The plan, unveiled on Monday, calls for eliminating 100 desk jobs and reassigning another 48 officers from their desk jobs to patrol and other positions.
The precincts slated for reorganization are in Elmont, Levittown, Manhasset and Baldwin.
County Executive Ed Mangano estimates that the plan will save $20 million annually, in part by reducing overtime costs and redistributing workload.
But Nassau PBA President James Carver said the plan will stretch an already-reduced police force too thin.
“We all understand that there’s tough economic times going on,” Carver said. “But, you know, when you continue to downsize the police force and continue to downsize police services, you are not doing the right thing by the public.”
Carver’s said he’s concerned that while residents of those neighborhoods will still be able to report a crime at the new Community Policing Centers, they’ll likely have to go to one of the county’s other four precincts to then see a detective.
That, he said, could mean the loss of a local “safe haven” for residents.
“It’s almost like disenfranchising these people,” he said, adding that the additional travel and inconvenience might also discourage some from reporting crimes.
The county is already struggling with a reduced police force, he added, with about 350 fewer officers than there were just two years ago, in 2009.
But Mangano said that the changes will save money, boost efficiency and increase public safety, by modernizing a precinct plan first drafted in the 1970s.
He added that service won’t change for residents in precincts that are being converted.
“There is absolutely zero reduction of police in their area,” he said. “There are 177 patrol cars that have specific geographic areas that are not changed at all.”
He added that at least two officers will be on hand at each Community Policing Center, which will be staffed 24-hours-a-day, 7-days-a-week.
County lawmakers would still need to approve the plan.
It comes as the county tries to reign in its finances, which are already managed by a state oversight board.
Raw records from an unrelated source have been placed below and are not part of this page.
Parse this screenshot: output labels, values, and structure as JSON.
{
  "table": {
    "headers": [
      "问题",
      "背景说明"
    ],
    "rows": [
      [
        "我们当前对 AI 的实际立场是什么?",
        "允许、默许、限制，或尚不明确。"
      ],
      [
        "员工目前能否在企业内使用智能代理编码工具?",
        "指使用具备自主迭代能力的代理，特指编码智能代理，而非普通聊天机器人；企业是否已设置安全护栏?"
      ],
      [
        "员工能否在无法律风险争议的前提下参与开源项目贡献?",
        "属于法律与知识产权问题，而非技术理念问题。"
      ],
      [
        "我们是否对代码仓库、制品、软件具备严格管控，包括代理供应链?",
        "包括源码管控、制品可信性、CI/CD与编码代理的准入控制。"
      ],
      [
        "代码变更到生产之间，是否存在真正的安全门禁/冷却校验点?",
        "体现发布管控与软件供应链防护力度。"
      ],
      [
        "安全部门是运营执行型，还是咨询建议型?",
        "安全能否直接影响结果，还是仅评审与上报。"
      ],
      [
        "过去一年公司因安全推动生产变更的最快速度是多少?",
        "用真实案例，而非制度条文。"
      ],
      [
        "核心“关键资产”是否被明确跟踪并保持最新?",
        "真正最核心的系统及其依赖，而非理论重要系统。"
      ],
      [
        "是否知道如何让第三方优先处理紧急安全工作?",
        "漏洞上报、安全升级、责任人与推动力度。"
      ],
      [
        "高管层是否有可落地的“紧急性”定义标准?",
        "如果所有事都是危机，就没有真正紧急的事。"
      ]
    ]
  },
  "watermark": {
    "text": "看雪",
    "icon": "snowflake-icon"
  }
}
The Nassau Interim Finance Board took control in 2011, after the county failed to balance a more than $2 billion budget. The board later declared a fiscal emergency in the county. Nassau’s fiscal woes come despite its residents paying among the highest property taxes in the nation.